In Unprecedented Move, Canada Withdraws From Kyoto Protocol
Barely 24 hours after it signed a new global climate change agreement in Durban, South Africa, Canada became on Monday the first country to formally withdraw from the Kyoto Protocol, the only legally binding treaty to reduce emissions causing climate change.
The 17th Conference of the Parties (COP17) concluded last Sunday with an agreement called the Durban Platform, which includes a consensus agreement for a second commitment period of the Kyoto Protocol after the first expires at the end of 2012.
Canada’s government under Stephen Harper essentially agreed to a continuation of Kyoto only to announce formal withdrawal after Canadian Environment Minister Peter Kent arrived back safely in Canada on Monday.
‘Kyoto, for Canada, is in the past,’ Kent said in Durban on Dec. 7. Still, he insisted in a statement on Monday, ‘Canada went to Durban in a spirit of good will.’
Despite the so-called good will, Canada is well known as a pariah on climate and environmental issues, having being judged as the most uncooperative country for the last five climate treaty COPs.
Kent brought a ‘reckless arrogance with him to Durban, where he’s maintained a hard line… and fought hard to put polluters before people’, according to Climate Action Network, an international coalition of environmental non-governmental organisations (NGOs) attending COP17.
Canada’s withdrawal comes as no surprise. Mirroring the views of the fossil fuel industry, the Harper government has expressed disdain for the Kyoto Protocol. In a fundraising letter prior to coming to power in 2006, Harper called it a ‘socialist scheme to suck money out of wealth-producing nations’.
Under the Kyoto Protocol, Canada agreed to reduce its carbon emissions by six percent by 2012 in comparison to its 1990 emissions.
While Canadians individually cut emissions at the urging of previous governments, the enormous expansion of emission-laden tar sands operations inflated Canada’s emissions by 24 percent above 1990 emissions.
On Monday, Kent said that for Canada to meet emissions targets would entail taking every vehicle off the road and cutting the heat in every building in the country.

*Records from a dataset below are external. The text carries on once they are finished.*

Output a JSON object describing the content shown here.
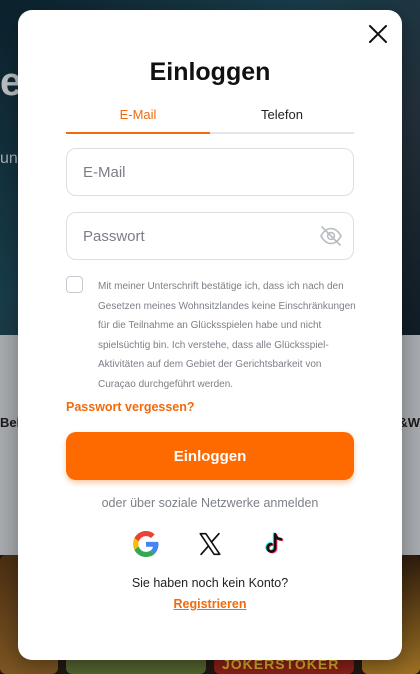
{
  "background": {
    "hero_text_large": "er",
    "hero_text_small": "une",
    "mid_label_left": "Bel",
    "mid_label_right": "&W",
    "tile_text": "JOKERSTOKER"
  },
  "modal": {
    "title": "Einloggen",
    "close_icon": "close-icon",
    "tabs": [
      {
        "label": "E-Mail",
        "active": true
      },
      {
        "label": "Telefon",
        "active": false
      }
    ],
    "email": {
      "placeholder": "E-Mail",
      "value": ""
    },
    "password": {
      "placeholder": "Passwort",
      "value": "",
      "toggle_icon": "eye-off-icon"
    },
    "consent_checked": false,
    "consent_text": "Mit meiner Unterschrift bestätige ich, dass ich nach den Gesetzen meines Wohnsitzlandes keine Einschränkungen für die Teilnahme an Glücksspielen habe und nicht spielsüchtig bin. Ich verstehe, dass alle Glücksspiel-Aktivitäten auf dem Gebiet der Gerichtsbarkeit von Curaçao durchgeführt werden.",
    "forgot_password": "Passwort vergessen?",
    "login_button": "Einloggen",
    "social_text": "oder über soziale Netzwerke anmelden",
    "social_providers": [
      "google-icon",
      "x-icon",
      "tiktok-icon"
    ],
    "no_account_text": "Sie haben noch kein Konto?",
    "register_link": "Registrieren"
  },
  "colors": {
    "accent": "#f26a0c",
    "button": "#ff6a00",
    "text_muted": "#7c8087"
  }
}
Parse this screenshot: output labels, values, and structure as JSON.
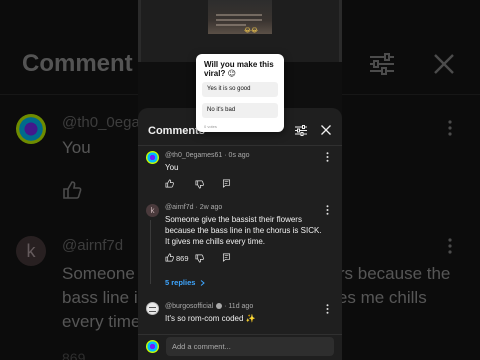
{
  "background": {
    "title": "Comment",
    "comment1": {
      "handle": "@th0_0egames61",
      "text": "You"
    },
    "comment2": {
      "avatar_letter": "k",
      "handle": "@airnf7d",
      "text": "Someone give the bassist their flowers because the bass line in the chorus is SICK. It gives me chills every time."
    },
    "count": "869"
  },
  "video": {
    "caption_emoji": "😂😂"
  },
  "poll": {
    "question": "Will you make this viral? 😉",
    "options": [
      "Yes it is so good",
      "No it's bad"
    ],
    "footer": "0 votes"
  },
  "sheet": {
    "title": "Comments",
    "comments": [
      {
        "handle": "@th0_0egames61",
        "time": "0s ago",
        "text": "You",
        "likes": ""
      },
      {
        "avatar_letter": "k",
        "handle": "@airnf7d",
        "time": "2w ago",
        "text": "Someone give the bassist their flowers because the bass line in the chorus is SICK. It gives me chills every time.",
        "likes": "869"
      },
      {
        "handle": "@burgosofficial",
        "time": "11d ago",
        "text": "It's so rom-com coded ✨"
      }
    ],
    "replies_label": "5 replies",
    "input_placeholder": "Add a comment..."
  },
  "colors": {
    "accent": "#3ea6ff",
    "sheet_bg": "#1f1f1f",
    "page_bg": "#0f0f0f"
  },
  "icons": [
    "filter-icon",
    "close-icon",
    "thumb-up-icon",
    "thumb-down-icon",
    "reply-icon",
    "more-vert-icon",
    "chevron-right-icon",
    "verified-icon"
  ]
}
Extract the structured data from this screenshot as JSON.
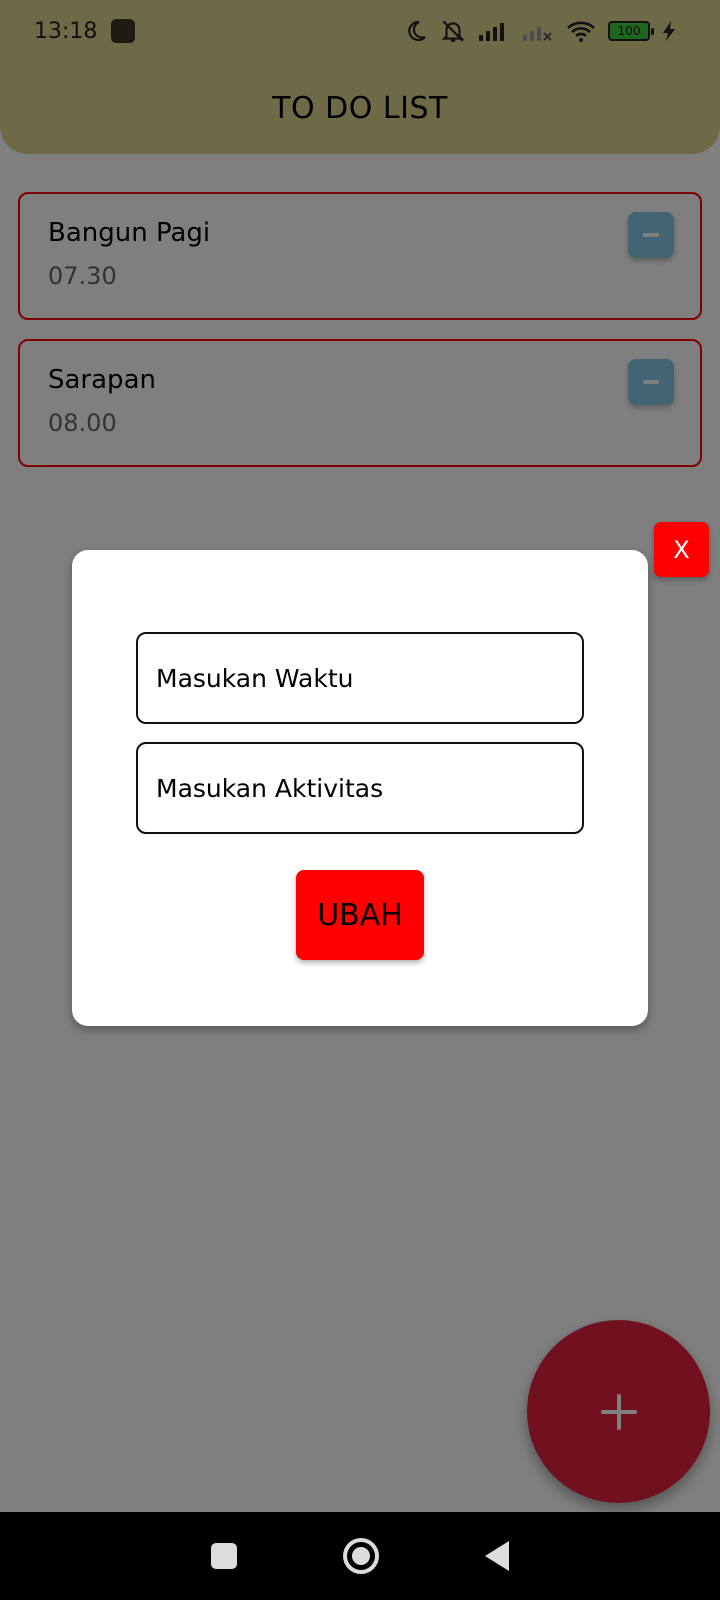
{
  "status_bar": {
    "time": "13:18",
    "battery_level": "100",
    "icons": [
      "moon-icon",
      "bell-off-icon",
      "signal-icon",
      "signal-no-service-icon",
      "wifi-icon",
      "battery-icon",
      "charging-bolt-icon"
    ]
  },
  "header": {
    "title": "TO DO LIST"
  },
  "tasks": [
    {
      "name": "Bangun Pagi",
      "time": "07.30"
    },
    {
      "name": "Sarapan",
      "time": "08.00"
    }
  ],
  "modal": {
    "close_label": "X",
    "time_placeholder": "Masukan Waktu",
    "activity_placeholder": "Masukan Aktivitas",
    "submit_label": "UBAH"
  },
  "colors": {
    "header_bg": "#ddd28f",
    "card_border": "#ff0000",
    "remove_button": "#85c8e6",
    "fab": "#e2233f",
    "submit_button": "#ff0000"
  }
}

He did not mention reducing emissions from the tar sands.
‘I regret that Canada has announced it will withdraw and am surprised over its timing,’ said Christiana Figueres, executive secretary of the U.N. Framework Convention on Climate Change (UNFCCC), under which climate negotiations like COP17 are held.
Figueres is charged with bringing together 193 nations to figure out how to keep global warming below two degrees Celsius.
‘Whether or not Canada is a Party to the Kyoto Protocol, it has a legal obligation under the Convention to reduce its emissions, and a moral obligation to itself and future generations to lead in the global effort,’ Figueres said in a statement.
Kyoto is legally binding but it lacks penalties for non-compliance, despite Kent’s claims that Canada would have to pay 14 billion dollars in penalties. To meet its Kyoto obligations, Canada could have purchased carbon credits, which, at eight U.S. dollars a tonne, are quite inexpensive.
Kent also said Canada had no choice given the economic situation — a surprising comment given billions in annual subsidies paid to the fossil fuel industry and recent decisions to spend 50 to 60 billion U.S. dollars on new warships and fighter jets.
Since 75 percent of all emissions in the atmosphere are from industrialised countries such as the U.S. and Canada, every country in the world has agreed that only industrialised countries should be in Kyoto.
Although in total China now spews more carbon than the U.S., its emissions per person are still far lower. Canada’s per capita emissions are the sixth highest in the world, just below the U.S., more than twice those of Britain, four to five times those of China and about 60 times those of Kenya.
The Harper government has pledged to match the new U.S. emission reduction target of about three percent below 1990 emissions by the year 2020. This cutback falls far short of what climate science shows is necessary to limit climate change to two degrees Celsius: by 2020, industrialised countries need to reduce their emissions by 25 to 40 percent.
‘Canada leaving the Kyoto Protocol is not about achieving an agreement that keeps all polluters accountable, it is about allowing business as usual in Canada,’ said Andrea Harden-Donahue, a climate campaigner at the non-governmental organisation (NGO) Council of Canadians.
Environmentalists and countries like France, China, and many others have condemned Canada’s withdrawal from Kyoto.
Canada is in league with other U.S.-allied countries and not interested in cutting it emissions, said Mithika Mwenda, coordinator of Pan African Climate Justice Alliance, a coalition of African NGOs.
‘To demonstrate the African anger to Canada’s myopic action, we urge our leaders to immediately end the Africa-Canada partnership,’ Mwenda told IPS from Kenya.
‘This move is not (about) economics,’ said John Bennett, executive director of Sierra Club Canada.
‘Mr. Kent does not understand what he is sentencing our children to – catastrophic climate change will cost them far more.’
© Inter Press Service (2011) — All Rights ReservedOriginal source: Inter Press Service